About this task |
Once every line in the data that follows has been checked for the word "官方桌游卡第二弹", give only the number of lines that hold it.

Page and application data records
··········

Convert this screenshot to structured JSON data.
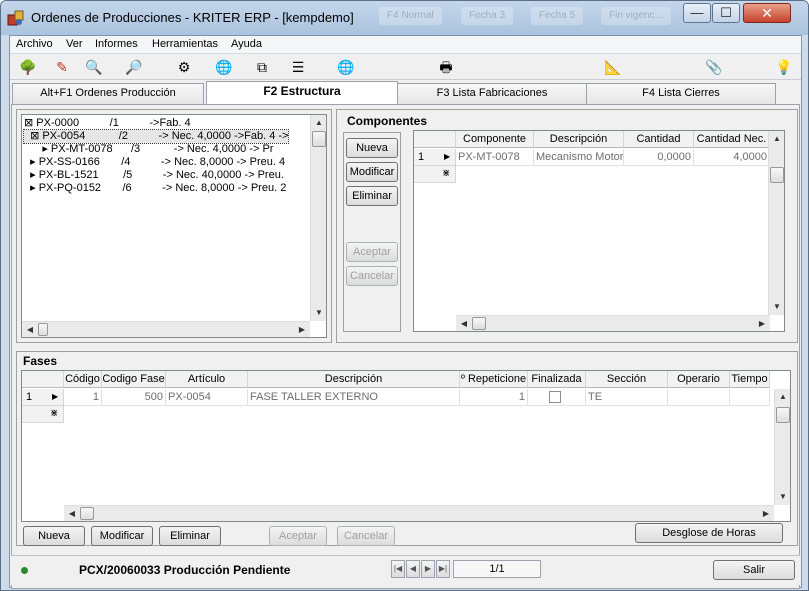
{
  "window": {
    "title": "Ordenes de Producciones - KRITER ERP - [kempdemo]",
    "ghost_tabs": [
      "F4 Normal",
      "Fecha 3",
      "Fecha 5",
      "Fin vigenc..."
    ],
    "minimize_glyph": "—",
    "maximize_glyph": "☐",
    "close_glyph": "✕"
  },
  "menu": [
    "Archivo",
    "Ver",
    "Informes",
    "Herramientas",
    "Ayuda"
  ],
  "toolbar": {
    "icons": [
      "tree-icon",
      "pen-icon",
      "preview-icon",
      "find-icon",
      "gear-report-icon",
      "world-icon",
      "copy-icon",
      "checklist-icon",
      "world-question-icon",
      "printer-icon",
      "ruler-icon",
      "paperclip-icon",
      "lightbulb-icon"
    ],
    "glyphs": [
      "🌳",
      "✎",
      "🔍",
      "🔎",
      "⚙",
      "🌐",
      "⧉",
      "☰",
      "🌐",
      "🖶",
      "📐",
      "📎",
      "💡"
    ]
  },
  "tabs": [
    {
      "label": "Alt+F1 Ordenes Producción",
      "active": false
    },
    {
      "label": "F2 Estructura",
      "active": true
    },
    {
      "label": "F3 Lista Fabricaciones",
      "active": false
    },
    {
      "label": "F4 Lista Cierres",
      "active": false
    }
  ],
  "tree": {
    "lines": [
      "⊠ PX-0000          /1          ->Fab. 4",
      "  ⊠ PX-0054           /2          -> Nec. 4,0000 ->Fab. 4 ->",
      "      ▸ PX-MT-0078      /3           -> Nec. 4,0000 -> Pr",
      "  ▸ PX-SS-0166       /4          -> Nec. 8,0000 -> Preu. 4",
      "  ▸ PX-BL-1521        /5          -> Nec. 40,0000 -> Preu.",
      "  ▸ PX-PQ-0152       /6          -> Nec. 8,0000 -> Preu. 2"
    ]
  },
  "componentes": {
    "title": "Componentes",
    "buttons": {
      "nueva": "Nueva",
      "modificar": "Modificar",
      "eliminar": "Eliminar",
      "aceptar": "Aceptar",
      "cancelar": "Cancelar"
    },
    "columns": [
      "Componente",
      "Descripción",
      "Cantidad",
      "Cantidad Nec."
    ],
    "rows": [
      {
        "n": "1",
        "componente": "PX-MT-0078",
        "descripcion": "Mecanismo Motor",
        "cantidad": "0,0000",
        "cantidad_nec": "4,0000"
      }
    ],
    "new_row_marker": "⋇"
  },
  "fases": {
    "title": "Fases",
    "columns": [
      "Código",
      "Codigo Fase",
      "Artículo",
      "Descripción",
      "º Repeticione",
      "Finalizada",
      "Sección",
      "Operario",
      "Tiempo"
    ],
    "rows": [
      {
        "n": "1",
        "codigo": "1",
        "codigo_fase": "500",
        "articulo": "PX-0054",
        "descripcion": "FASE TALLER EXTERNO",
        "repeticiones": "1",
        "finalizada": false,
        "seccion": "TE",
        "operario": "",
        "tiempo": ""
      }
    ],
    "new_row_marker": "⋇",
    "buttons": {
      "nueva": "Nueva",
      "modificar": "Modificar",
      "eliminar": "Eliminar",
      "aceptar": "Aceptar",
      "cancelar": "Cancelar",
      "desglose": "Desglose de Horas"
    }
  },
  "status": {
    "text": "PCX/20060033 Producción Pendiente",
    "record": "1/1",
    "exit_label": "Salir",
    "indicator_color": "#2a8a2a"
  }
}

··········

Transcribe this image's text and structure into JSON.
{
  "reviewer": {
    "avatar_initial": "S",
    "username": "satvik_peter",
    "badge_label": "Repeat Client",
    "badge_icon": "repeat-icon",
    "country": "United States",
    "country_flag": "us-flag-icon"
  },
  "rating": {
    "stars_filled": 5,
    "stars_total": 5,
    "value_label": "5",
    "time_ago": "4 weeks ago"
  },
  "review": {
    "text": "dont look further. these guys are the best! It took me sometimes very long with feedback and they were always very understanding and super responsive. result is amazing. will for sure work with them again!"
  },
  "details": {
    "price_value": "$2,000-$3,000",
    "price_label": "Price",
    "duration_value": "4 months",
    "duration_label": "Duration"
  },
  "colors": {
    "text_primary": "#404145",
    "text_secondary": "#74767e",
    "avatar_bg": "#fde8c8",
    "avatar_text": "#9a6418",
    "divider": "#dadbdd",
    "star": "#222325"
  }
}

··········

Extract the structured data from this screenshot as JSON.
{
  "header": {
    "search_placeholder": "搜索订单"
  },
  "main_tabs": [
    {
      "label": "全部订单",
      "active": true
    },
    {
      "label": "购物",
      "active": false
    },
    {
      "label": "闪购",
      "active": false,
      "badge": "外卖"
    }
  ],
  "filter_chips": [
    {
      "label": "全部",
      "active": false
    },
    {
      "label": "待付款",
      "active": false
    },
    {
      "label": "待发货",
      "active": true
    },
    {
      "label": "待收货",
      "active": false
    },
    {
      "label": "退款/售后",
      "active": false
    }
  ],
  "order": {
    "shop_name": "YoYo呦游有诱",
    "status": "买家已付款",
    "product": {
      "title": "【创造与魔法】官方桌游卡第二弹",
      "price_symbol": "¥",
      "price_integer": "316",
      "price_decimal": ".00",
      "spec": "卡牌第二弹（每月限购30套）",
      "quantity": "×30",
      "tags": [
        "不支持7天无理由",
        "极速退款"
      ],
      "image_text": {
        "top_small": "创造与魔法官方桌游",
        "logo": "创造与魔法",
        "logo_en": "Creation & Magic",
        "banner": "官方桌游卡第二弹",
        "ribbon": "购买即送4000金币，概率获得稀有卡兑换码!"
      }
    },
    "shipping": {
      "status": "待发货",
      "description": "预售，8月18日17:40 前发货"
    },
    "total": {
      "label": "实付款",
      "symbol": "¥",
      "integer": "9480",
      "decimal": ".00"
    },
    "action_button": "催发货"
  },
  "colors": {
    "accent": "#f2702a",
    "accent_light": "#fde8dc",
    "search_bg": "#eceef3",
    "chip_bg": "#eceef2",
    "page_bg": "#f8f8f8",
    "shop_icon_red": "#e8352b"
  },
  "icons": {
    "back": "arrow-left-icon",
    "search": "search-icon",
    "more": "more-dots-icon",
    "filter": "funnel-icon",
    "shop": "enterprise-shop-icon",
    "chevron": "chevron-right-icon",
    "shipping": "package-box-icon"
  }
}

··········

Solved exercise |
2